Task requirements: All of the data below should come back exactly as written, minus its images.

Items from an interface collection
◆ ◆ ◆ ◆ ◆
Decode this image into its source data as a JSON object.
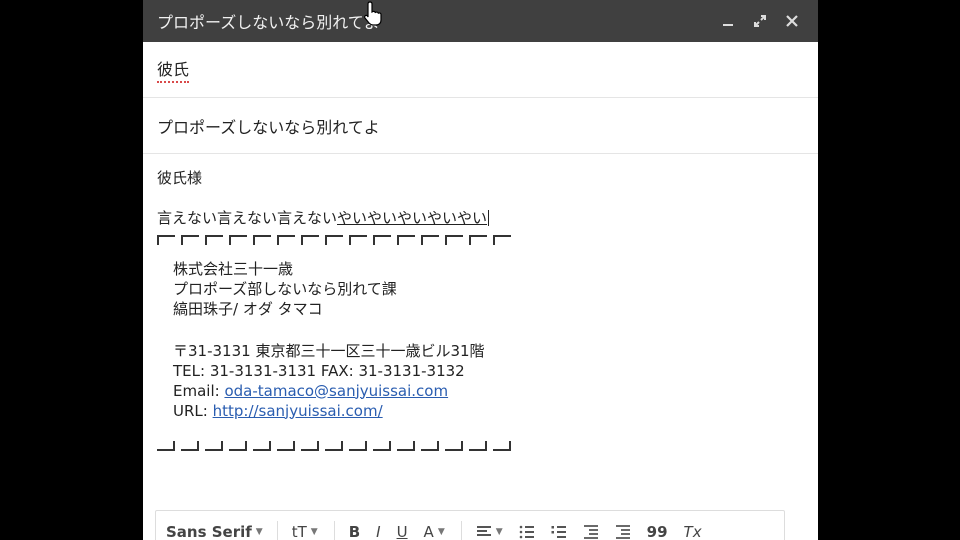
{
  "compose": {
    "title": "プロポーズしないなら別れてよ",
    "controls": {
      "minimize": "minimize-icon",
      "expand": "expand-icon",
      "close": "close-icon"
    },
    "to": "彼氏",
    "subject": "プロポーズしないなら別れてよ",
    "body": {
      "greeting": "彼氏様",
      "lead_plain": "言えない言えない言えない",
      "lead_underlined": "やいやいやいやいやい",
      "signature": {
        "company": "株式会社三十一歳",
        "department": "プロポーズ部しないなら別れて課",
        "name": "縞田珠子/ オダ タマコ",
        "address": "〒31-3131 東京都三十一区三十一歳ビル31階",
        "phone_line": "TEL: 31-3131-3131 FAX: 31-3131-3132",
        "email_label": "Email:",
        "email": "oda-tamaco@sanjyuissai.com",
        "url_label": "URL:",
        "url": "http://sanjyuissai.com/"
      }
    }
  },
  "toolbar": {
    "font": "Sans Serif",
    "size_icon": "tT",
    "bold": "B",
    "italic": "I",
    "underline": "U",
    "text_color": "A",
    "align_icon": "align-icon",
    "numbered_list_icon": "numbered-list-icon",
    "bulleted_list_icon": "bulleted-list-icon",
    "indent_less_icon": "indent-less-icon",
    "indent_more_icon": "indent-more-icon",
    "quote": "99",
    "clear_format": "Tx"
  },
  "colors": {
    "titlebar": "#404040",
    "link": "#2a5db0",
    "spell_underline": "#d94a4a"
  }
}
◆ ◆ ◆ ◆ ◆
Expected answer:
Decode this image into its source data as a JSON object.
{
  "compose": {
    "title": "プロポーズしないなら別れてよ",
    "controls": {
      "minimize": "minimize-icon",
      "expand": "expand-icon",
      "close": "close-icon"
    },
    "to": "彼氏",
    "subject": "プロポーズしないなら別れてよ",
    "body": {
      "greeting": "彼氏様",
      "lead_plain": "言えない言えない言えない",
      "lead_underlined": "やいやいやいやいやい",
      "signature": {
        "company": "株式会社三十一歳",
        "department": "プロポーズ部しないなら別れて課",
        "name": "縞田珠子/ オダ タマコ",
        "address": "〒31-3131 東京都三十一区三十一歳ビル31階",
        "phone_line": "TEL: 31-3131-3131 FAX: 31-3131-3132",
        "email_label": "Email:",
        "email": "oda-tamaco@sanjyuissai.com",
        "url_label": "URL:",
        "url": "http://sanjyuissai.com/"
      }
    }
  },
  "toolbar": {
    "font": "Sans Serif",
    "size_icon": "tT",
    "bold": "B",
    "italic": "I",
    "underline": "U",
    "text_color": "A",
    "align_icon": "align-icon",
    "numbered_list_icon": "numbered-list-icon",
    "bulleted_list_icon": "bulleted-list-icon",
    "indent_less_icon": "indent-less-icon",
    "indent_more_icon": "indent-more-icon",
    "quote": "99",
    "clear_format": "Tx"
  },
  "colors": {
    "titlebar": "#404040",
    "link": "#2a5db0",
    "spell_underline": "#d94a4a"
  }
}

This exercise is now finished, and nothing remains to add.